Machine-Wound PVC Locking Overview
SEKISUI’s Spiral Wound Liners consist of continuous strips of PVC that are wrapped and locked together by machinery. The locking occurs on the edge of the PVC strip where a male and female system are interlocked by the winding machine. The sheer force of the machinery makes the lock fully sealed.
The locking mechanism itself is a strong dual mechanical lock. Each profile type (whether SPR™EX, SPR™TF/RO, or SPR™), involves a sealing material within the lock itself. When compressed and locked by the machinery it creates a water-tight seal that is impermeable to any intrusion.
Locking Processes for Each Method
Starting with SPR™EX – SPR™EX has a unique double-locking configuration. The secondary lock is formed using a hot melt adhesive which holds the liner at a constant diameter as it is being installed. The winding machine also inserts a high-strength steel “cutting wire” between the primary and secondary locks as the edges of the profile are locked together.
After the liner is wound from one manhole to the next, the end of the liner is held in position and the secondary lock is cut by pulling the cutting wire. The edges of the profile are then free to slide relative to one another, along the primary lock, thus expanding the liner to be a tight-fit. The primary lock contains a slow-setting lubricating sealant that, until it sets, aids the expansion process by acting as a lubricant. Upon expansion, the lock is fully sealed and impermeable to water/root intrusion.
SPR™TF/RO – For SPR™TF/RO, the mechanical locks contain 3 seals and 3 sealing materials. Inside the female lock, there is an O-ring made from Santoprene, a thin layer of hot melt on the inside wall and on the landing adjacent to the male lock there is another hotmelt layer. The 3 materials and their locations have been selected in order to provide an excellent seal in all situations.

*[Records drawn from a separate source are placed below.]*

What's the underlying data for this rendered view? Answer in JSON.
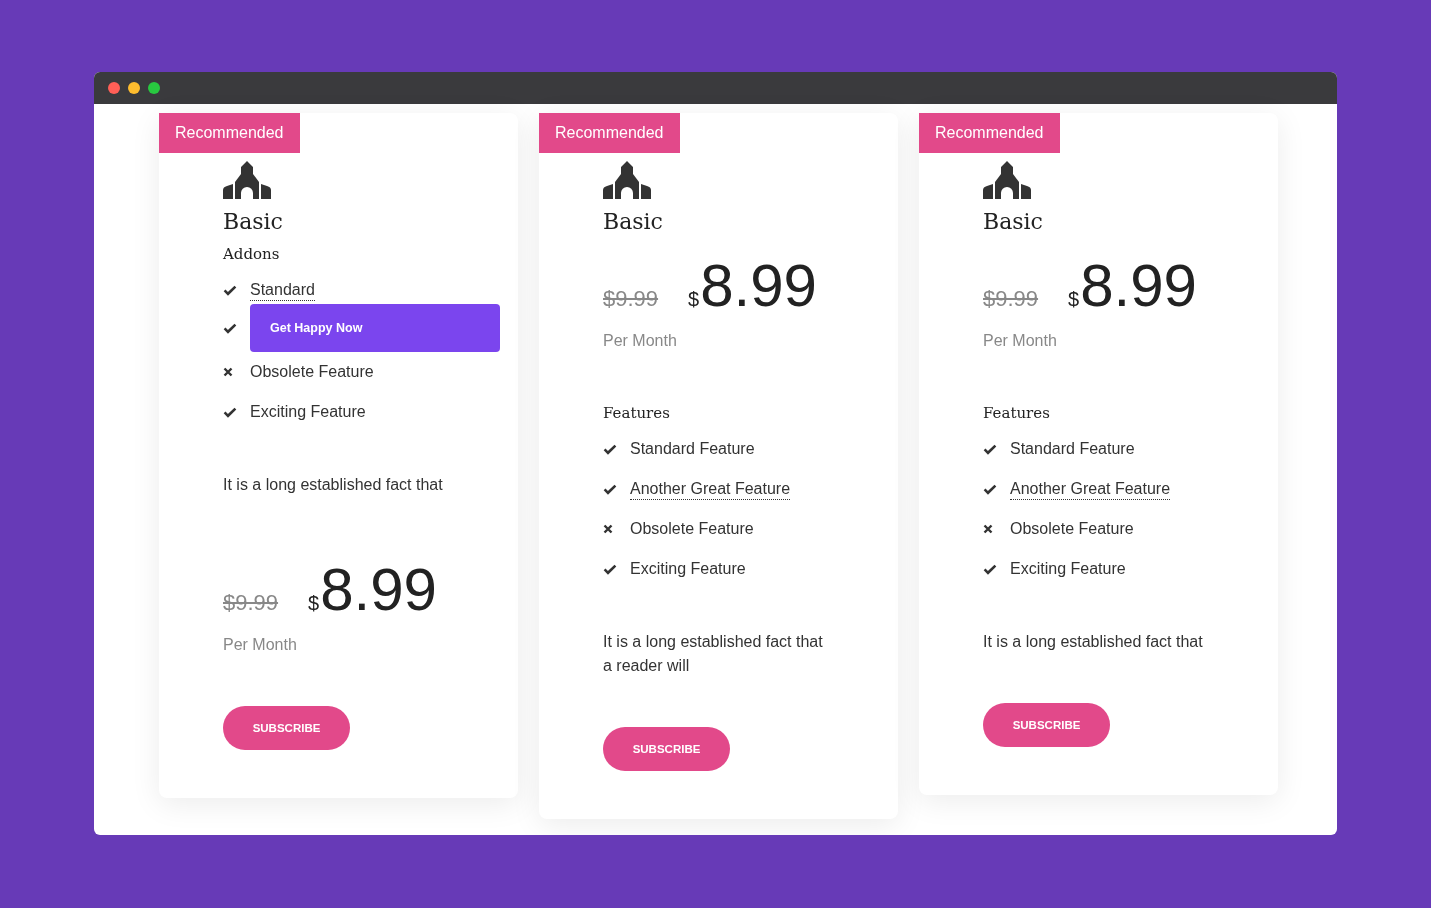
{
  "window_controls": [
    {
      "color": "#ff5f57"
    },
    {
      "color": "#febc2e"
    },
    {
      "color": "#28c840"
    }
  ],
  "plans": [
    {
      "ribbon": "Recommended",
      "title": "Basic",
      "sections": [
        {
          "kind": "heading",
          "text": "Addons"
        },
        {
          "kind": "features",
          "items": [
            {
              "kind": "text",
              "text": "Standard",
              "included": true,
              "underlined": true
            },
            {
              "kind": "button",
              "label": "Get Happy Now",
              "included": true
            },
            {
              "kind": "text",
              "text": "Obsolete Feature",
              "included": false,
              "underlined": false
            },
            {
              "kind": "text",
              "text": "Exciting Feature",
              "included": true,
              "underlined": false
            }
          ]
        },
        {
          "kind": "description",
          "text": "It is a long established fact that"
        },
        {
          "kind": "price",
          "old_price": "$9.99",
          "currency": "$",
          "amount": "8.99",
          "period": "Per Month"
        }
      ],
      "button": "SUBSCRIBE"
    },
    {
      "ribbon": "Recommended",
      "title": "Basic",
      "sections": [
        {
          "kind": "price",
          "old_price": "$9.99",
          "currency": "$",
          "amount": "8.99",
          "period": "Per Month"
        },
        {
          "kind": "heading",
          "text": "Features"
        },
        {
          "kind": "features",
          "items": [
            {
              "kind": "text",
              "text": "Standard Feature",
              "included": true,
              "underlined": false
            },
            {
              "kind": "text",
              "text": "Another Great Feature",
              "included": true,
              "underlined": true
            },
            {
              "kind": "text",
              "text": "Obsolete Feature",
              "included": false,
              "underlined": false
            },
            {
              "kind": "text",
              "text": "Exciting Feature",
              "included": true,
              "underlined": false
            }
          ]
        },
        {
          "kind": "description",
          "text": "It is a long established fact that\na reader will"
        }
      ],
      "button": "SUBSCRIBE"
    },
    {
      "ribbon": "Recommended",
      "title": "Basic",
      "sections": [
        {
          "kind": "price",
          "old_price": "$9.99",
          "currency": "$",
          "amount": "8.99",
          "period": "Per Month"
        },
        {
          "kind": "heading",
          "text": "Features"
        },
        {
          "kind": "features",
          "items": [
            {
              "kind": "text",
              "text": "Standard Feature",
              "included": true,
              "underlined": false
            },
            {
              "kind": "text",
              "text": "Another Great Feature",
              "included": true,
              "underlined": true
            },
            {
              "kind": "text",
              "text": "Obsolete Feature",
              "included": false,
              "underlined": false
            },
            {
              "kind": "text",
              "text": "Exciting Feature",
              "included": true,
              "underlined": false
            }
          ]
        },
        {
          "kind": "description",
          "text": "It is a long established fact that"
        }
      ],
      "button": "SUBSCRIBE"
    }
  ]
}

SPR™ – SPR™ contains a strong dual mechanical lock between each profile strip. In addition, each profile strip incorporates a co-extruded gasket creating a water-tight seal. The profile is locked with the assistance of a winding machine. The sealing material is compressed by main and sub locks mechanically and forms a strong structural liner within the host pipe.
Lock Integrity and Testing
There have been numerous internal and 3rd party testing to ensure the integrity and water-tight nature of these locks. One such example is the 3rd party testing at Ramtech labs in Los Angeles, CA where SPR™EX underwent pressure and vacuum testing. The testing consisted of putting a SPR™EX liner under internal pressure (10.7 psi) and also 5% deflection. This was to see if the locks would keep their integrity under stress. All of these tests were passed.
In addition to these tests, SPR™ has been tested extensively internally. The tests consist of providing external or internal pressure to a wound PVC liner to observe the points when leakage would occur under extreme pressures. In addition to this, earthquake-resistant testing has taken place on SEKISUI Spiral Wound Liners. The tests simulated a magnitude 7.0 earthquake for 3 minutes at the SEKISUI manufacturing facility in Ritto, Japan. The results indicated that flows and PVC lock integrity was maintained despite severe displacement from conditions similar to a magnitude 7 earthquake.
Providing test data and answering lock integrity questions is something we do often. Spiral Wound has a 4-decade installation history that spans across the globe serving a multitude of challenging applications. Please contact us for questions on Spiral Wound Lining.
Do you want to test an application for a Spiral Wound project? Start by using our Spiral Wound calculator!